Running Similar To Drug Addiction

Some times last month I read an interesting essay by a Malaysian runner The Running Addiction

The following is the post from his blog. If you have time I recommend you visit his site to read more interesting running stories.

“According to the DSMV, a person must exhibit three of the following five criteria in order to be dependent on a substance: tolerance, withdrawal, unsuccessful efforts to cut down intake of the substance, interference with social, occupational, or recreation activities, and continuation of the substance despite recognition that doing so has caused physical or psychological problems.

Let’s consider running as the “substance”. A distance runner will meet all five criteria:

1) Tolerance – over time a runner must run more (or faster) to produce the same physical effects

2) Withdrawal – a runner becomes VERY grumpy when he has to take some time off

3) Unsuccessful efforts to cut down intake of the substance – a runner who has been advised to cut down his mileage will rarely do so. He must run. He hates the taper.

4) Interferes with social, occupational, or recreational activities – the run becomes one of the number one priorities of the day. And because of the lifestyle choices that accompany running certain recreational activities, such as getting loaded the night before a big run, are not possible.

5) Continuation of the substance despite recognition that doing so has caused physical or psychological problems – a broken bone is the only injury that will stop a runner from running.

Moreover, running satisfies common features of addiction

1)Positive reinforcement – a runner is happy after a run

2)Negative reinforcement – running is a release from ALL PROBLEMS

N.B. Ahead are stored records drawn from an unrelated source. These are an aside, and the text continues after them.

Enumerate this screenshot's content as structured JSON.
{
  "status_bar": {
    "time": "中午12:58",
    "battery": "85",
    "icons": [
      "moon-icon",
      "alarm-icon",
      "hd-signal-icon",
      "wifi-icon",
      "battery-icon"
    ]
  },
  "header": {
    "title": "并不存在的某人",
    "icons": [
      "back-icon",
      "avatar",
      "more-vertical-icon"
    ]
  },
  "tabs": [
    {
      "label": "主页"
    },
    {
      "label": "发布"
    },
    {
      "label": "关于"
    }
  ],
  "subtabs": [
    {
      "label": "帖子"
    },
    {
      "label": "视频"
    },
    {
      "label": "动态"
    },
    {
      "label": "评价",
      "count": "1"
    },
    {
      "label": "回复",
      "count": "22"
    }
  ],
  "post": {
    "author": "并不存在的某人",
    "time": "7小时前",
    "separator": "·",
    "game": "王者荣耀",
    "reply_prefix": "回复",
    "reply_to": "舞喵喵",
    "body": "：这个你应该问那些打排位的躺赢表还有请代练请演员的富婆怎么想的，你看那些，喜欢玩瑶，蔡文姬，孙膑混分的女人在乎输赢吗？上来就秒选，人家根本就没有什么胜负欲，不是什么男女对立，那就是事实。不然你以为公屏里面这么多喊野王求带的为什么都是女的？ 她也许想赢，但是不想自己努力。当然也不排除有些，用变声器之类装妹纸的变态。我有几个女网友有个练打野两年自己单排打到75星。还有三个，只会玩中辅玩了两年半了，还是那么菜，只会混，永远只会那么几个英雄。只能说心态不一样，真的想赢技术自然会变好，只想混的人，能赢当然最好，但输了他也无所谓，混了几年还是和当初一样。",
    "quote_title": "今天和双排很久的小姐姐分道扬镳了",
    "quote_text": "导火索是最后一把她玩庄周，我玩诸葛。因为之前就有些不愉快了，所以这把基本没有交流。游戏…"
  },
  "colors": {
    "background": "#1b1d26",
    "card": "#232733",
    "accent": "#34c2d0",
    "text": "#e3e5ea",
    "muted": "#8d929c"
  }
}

3)Craving – if a runner is watching other people run, he will want to run
In class it was proposed that whether or not something is considerepostd addicting depends on whether society considers the substance as good or as bad. Drugs are bad so you can be addicted to them. Lobster is not bad, so if you must eat lobster every day it is not an addiction. I don’t buy this good/bad thing. Firstly, I think the lobster example wasn’t that great. I don’t think lobster is addicting, but not because it is considered “good” but because it doesn’t meet the above addiction or dependence criteria. Running is something “good” that does satisfy the above criteria and therefore in my mind it is an addiction.

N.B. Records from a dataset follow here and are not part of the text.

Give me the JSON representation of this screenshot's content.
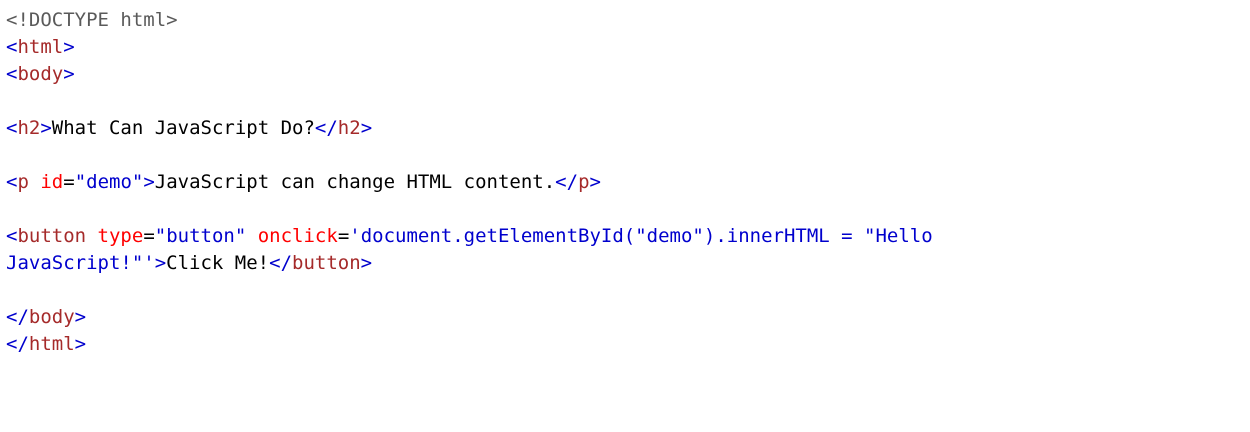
{
  "colors": {
    "background": "#ffffff",
    "doctype": "#5a5a5a",
    "bracket": "#0000cd",
    "tag": "#a52a2a",
    "attribute": "#ff0000",
    "value": "#0000cd",
    "text": "#000000"
  },
  "code": {
    "lines": [
      [
        {
          "t": "doctype",
          "v": "<!DOCTYPE html>"
        }
      ],
      [
        {
          "t": "bracket",
          "v": "<"
        },
        {
          "t": "tag",
          "v": "html"
        },
        {
          "t": "bracket",
          "v": ">"
        }
      ],
      [
        {
          "t": "bracket",
          "v": "<"
        },
        {
          "t": "tag",
          "v": "body"
        },
        {
          "t": "bracket",
          "v": ">"
        }
      ],
      [],
      [
        {
          "t": "bracket",
          "v": "<"
        },
        {
          "t": "tag",
          "v": "h2"
        },
        {
          "t": "bracket",
          "v": ">"
        },
        {
          "t": "plain",
          "v": "What Can JavaScript Do?"
        },
        {
          "t": "bracket",
          "v": "</"
        },
        {
          "t": "tag",
          "v": "h2"
        },
        {
          "t": "bracket",
          "v": ">"
        }
      ],
      [],
      [
        {
          "t": "bracket",
          "v": "<"
        },
        {
          "t": "tag",
          "v": "p"
        },
        {
          "t": "plain",
          "v": " "
        },
        {
          "t": "attr",
          "v": "id"
        },
        {
          "t": "plain",
          "v": "="
        },
        {
          "t": "value",
          "v": "\"demo\""
        },
        {
          "t": "bracket",
          "v": ">"
        },
        {
          "t": "plain",
          "v": "JavaScript can change HTML content."
        },
        {
          "t": "bracket",
          "v": "</"
        },
        {
          "t": "tag",
          "v": "p"
        },
        {
          "t": "bracket",
          "v": ">"
        }
      ],
      [],
      [
        {
          "t": "bracket",
          "v": "<"
        },
        {
          "t": "tag",
          "v": "button"
        },
        {
          "t": "plain",
          "v": " "
        },
        {
          "t": "attr",
          "v": "type"
        },
        {
          "t": "plain",
          "v": "="
        },
        {
          "t": "value",
          "v": "\"button\""
        },
        {
          "t": "plain",
          "v": " "
        },
        {
          "t": "attr",
          "v": "onclick"
        },
        {
          "t": "plain",
          "v": "="
        },
        {
          "t": "value",
          "v": "'document.getElementById(\"demo\").innerHTML = \"Hello"
        }
      ],
      [
        {
          "t": "value",
          "v": "JavaScript!\"'"
        },
        {
          "t": "bracket",
          "v": ">"
        },
        {
          "t": "plain",
          "v": "Click Me!"
        },
        {
          "t": "bracket",
          "v": "</"
        },
        {
          "t": "tag",
          "v": "button"
        },
        {
          "t": "bracket",
          "v": ">"
        }
      ],
      [],
      [
        {
          "t": "bracket",
          "v": "</"
        },
        {
          "t": "tag",
          "v": "body"
        },
        {
          "t": "bracket",
          "v": ">"
        }
      ],
      [
        {
          "t": "bracket",
          "v": "</"
        },
        {
          "t": "tag",
          "v": "html"
        },
        {
          "t": "bracket",
          "v": ">"
        }
      ]
    ]
  }
}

Thus addiction is not necessarily evil. Of course running would be considered a positive addiction due to the tremendous health benefits, and positive self-esteem. One of the coolest things about running is that everyone can do it.

“If you were dropped on your head as a baby, running is your sport”

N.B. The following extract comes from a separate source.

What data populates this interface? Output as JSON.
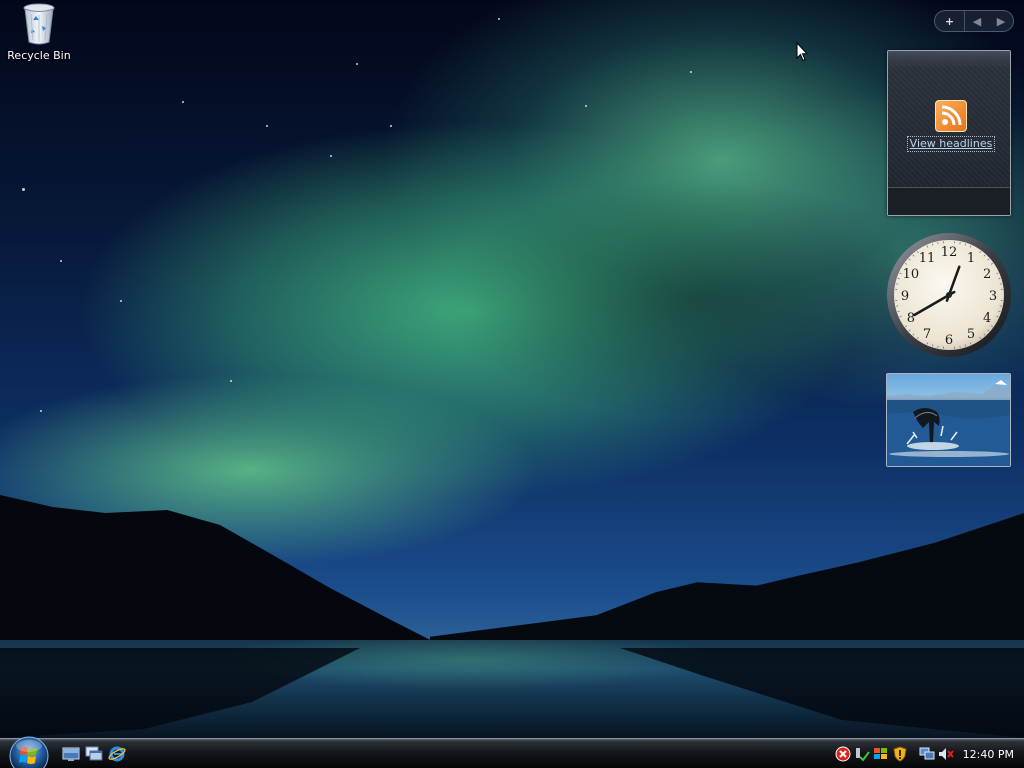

And unlike most sports, running truly is about competition with the self with success being measured by to what degree the distance runner enjoys what he is doing and to what degree he is striving to do his best.

As a final note, I would like to say that there is potential for a positive addiction to turn into a negative one, due to the fact that anything addicting has the potential to be all-consuming. The high incidence of disordered eating among women distance runner is a reflection of the desire to run faster, and run longer, as are incidences of overtraining and burnout.”

2 thoughts on “Running Similar To Drug Addiction

  1. mialena

    And (we) runners even do a bit of LSD on a regular basis šŸ™‚
    I get really cranky if I don’t run, other half often sends me out if I’ve not run for a while to get the “normal” me back…

    Reply
  2. Patrick Binienda

    Interesting article though I think you need to do more research either on running and/or on addiction.
    There are lots of ultramarathoners that are not addicted to running based on the criteria above. Not all distance runners are addicted.
    There is no such thing as a positive addiction. That is an oxymoron like intelligent George W Bush. Sounds cute but the very nature of addiction is that it is a negative dependence. I am dependent on breathing air. I am not addicted to air.
    Due to people overusing the word addiction, it is inappropriately applied to many things people have no understanding about. Since most people don’t run, when nonrunning people see someone put a lot of time and effort into something as difficult as a marathon or longer, an assumption is made that there is something other than desire and discipline happenning. Addiction is an easy explanation but not good one.
    Dig deeper. The DSM criteria was developed for nonaddicts to identify addiction. But they had such are hard time with it because of groups like NA that they backed off the word addiction. You will not find it anywhere in the DSM. They took the safe road and focused on dependence. They also did not get into anything beyond substance dependence.
    Just food for thought (but don’t think about it too much or you might get addicted to your thinking).

    FROM CONSTANTINE : Thanks for your clarification.

    Reply

Leave a Reply

Your email address will not be published. Required fields are marked *